[Dataset items]
- Opening Delimiter -
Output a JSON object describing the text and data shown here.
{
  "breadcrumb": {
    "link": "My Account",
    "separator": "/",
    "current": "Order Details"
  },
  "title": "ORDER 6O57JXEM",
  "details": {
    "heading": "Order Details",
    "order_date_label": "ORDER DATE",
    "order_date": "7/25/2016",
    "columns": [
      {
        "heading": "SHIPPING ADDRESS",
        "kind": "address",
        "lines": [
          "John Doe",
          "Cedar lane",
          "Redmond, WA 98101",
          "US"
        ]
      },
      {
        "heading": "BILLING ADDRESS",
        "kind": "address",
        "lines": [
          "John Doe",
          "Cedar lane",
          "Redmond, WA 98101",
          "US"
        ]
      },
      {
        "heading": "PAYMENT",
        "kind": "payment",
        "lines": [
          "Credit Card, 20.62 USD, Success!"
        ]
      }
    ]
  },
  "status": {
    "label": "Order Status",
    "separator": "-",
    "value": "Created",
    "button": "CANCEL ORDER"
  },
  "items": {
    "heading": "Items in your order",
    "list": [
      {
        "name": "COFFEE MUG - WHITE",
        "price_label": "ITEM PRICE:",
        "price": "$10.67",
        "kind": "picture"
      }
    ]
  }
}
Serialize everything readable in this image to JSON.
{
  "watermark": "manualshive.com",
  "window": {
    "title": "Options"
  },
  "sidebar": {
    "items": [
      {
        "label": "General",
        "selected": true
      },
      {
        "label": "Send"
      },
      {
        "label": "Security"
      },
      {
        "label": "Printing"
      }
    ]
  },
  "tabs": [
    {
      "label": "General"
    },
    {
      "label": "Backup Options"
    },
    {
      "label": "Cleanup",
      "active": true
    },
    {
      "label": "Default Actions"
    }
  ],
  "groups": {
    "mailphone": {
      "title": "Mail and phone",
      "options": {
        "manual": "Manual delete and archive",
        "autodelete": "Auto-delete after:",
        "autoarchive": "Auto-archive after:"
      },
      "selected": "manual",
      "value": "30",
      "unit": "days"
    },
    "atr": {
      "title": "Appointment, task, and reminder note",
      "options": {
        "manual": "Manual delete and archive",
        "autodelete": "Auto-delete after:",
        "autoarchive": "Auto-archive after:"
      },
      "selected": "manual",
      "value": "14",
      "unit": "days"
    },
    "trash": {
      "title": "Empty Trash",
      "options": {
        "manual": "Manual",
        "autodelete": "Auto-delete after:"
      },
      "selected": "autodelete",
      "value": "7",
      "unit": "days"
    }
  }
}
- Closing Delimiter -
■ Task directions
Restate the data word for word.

■ Your response
Output a JSON object describing the text and data shown here.
{
  "breadcrumb": {
    "link": "My Account",
    "separator": "/",
    "current": "Order Details"
  },
  "title": "ORDER 6O57JXEM",
  "details": {
    "heading": "Order Details",
    "order_date_label": "ORDER DATE",
    "order_date": "7/25/2016",
    "columns": [
      {
        "heading": "SHIPPING ADDRESS",
        "kind": "address",
        "lines": [
          "John Doe",
          "Cedar lane",
          "Redmond, WA 98101",
          "US"
        ]
      },
      {
        "heading": "BILLING ADDRESS",
        "kind": "address",
        "lines": [
          "John Doe",
          "Cedar lane",
          "Redmond, WA 98101",
          "US"
        ]
      },
      {
        "heading": "PAYMENT",
        "kind": "payment",
        "lines": [
          "Credit Card, 20.62 USD, Success!"
        ]
      }
    ]
  },
  "status": {
    "label": "Order Status",
    "separator": "-",
    "value": "Created",
    "button": "CANCEL ORDER"
  },
  "items": {
    "heading": "Items in your order",
    "list": [
      {
        "name": "COFFEE MUG - WHITE",
        "price_label": "ITEM PRICE:",
        "price": "$10.67",
        "kind": "picture"
      }
    ]
  }
}
Serialize everything readable in this image to JSON.
{
  "watermark": "manualshive.com",
  "window": {
    "title": "Options"
  },
  "sidebar": {
    "items": [
      {
        "label": "General",
        "selected": true
      },
      {
        "label": "Send"
      },
      {
        "label": "Security"
      },
      {
        "label": "Printing"
      }
    ]
  },
  "tabs": [
    {
      "label": "General"
    },
    {
      "label": "Backup Options"
    },
    {
      "label": "Cleanup",
      "active": true
    },
    {
      "label": "Default Actions"
    }
  ],
  "groups": {
    "mailphone": {
      "title": "Mail and phone",
      "options": {
        "manual": "Manual delete and archive",
        "autodelete": "Auto-delete after:",
        "autoarchive": "Auto-archive after:"
      },
      "selected": "manual",
      "value": "30",
      "unit": "days"
    },
    "atr": {
      "title": "Appointment, task, and reminder note",
      "options": {
        "manual": "Manual delete and archive",
        "autodelete": "Auto-delete after:",
        "autoarchive": "Auto-archive after:"
      },
      "selected": "manual",
      "value": "14",
      "unit": "days"
    },
    "trash": {
      "title": "Empty Trash",
      "options": {
        "manual": "Manual",
        "autodelete": "Auto-delete after:"
      },
      "selected": "autodelete",
      "value": "7",
      "unit": "days"
    }
  }
}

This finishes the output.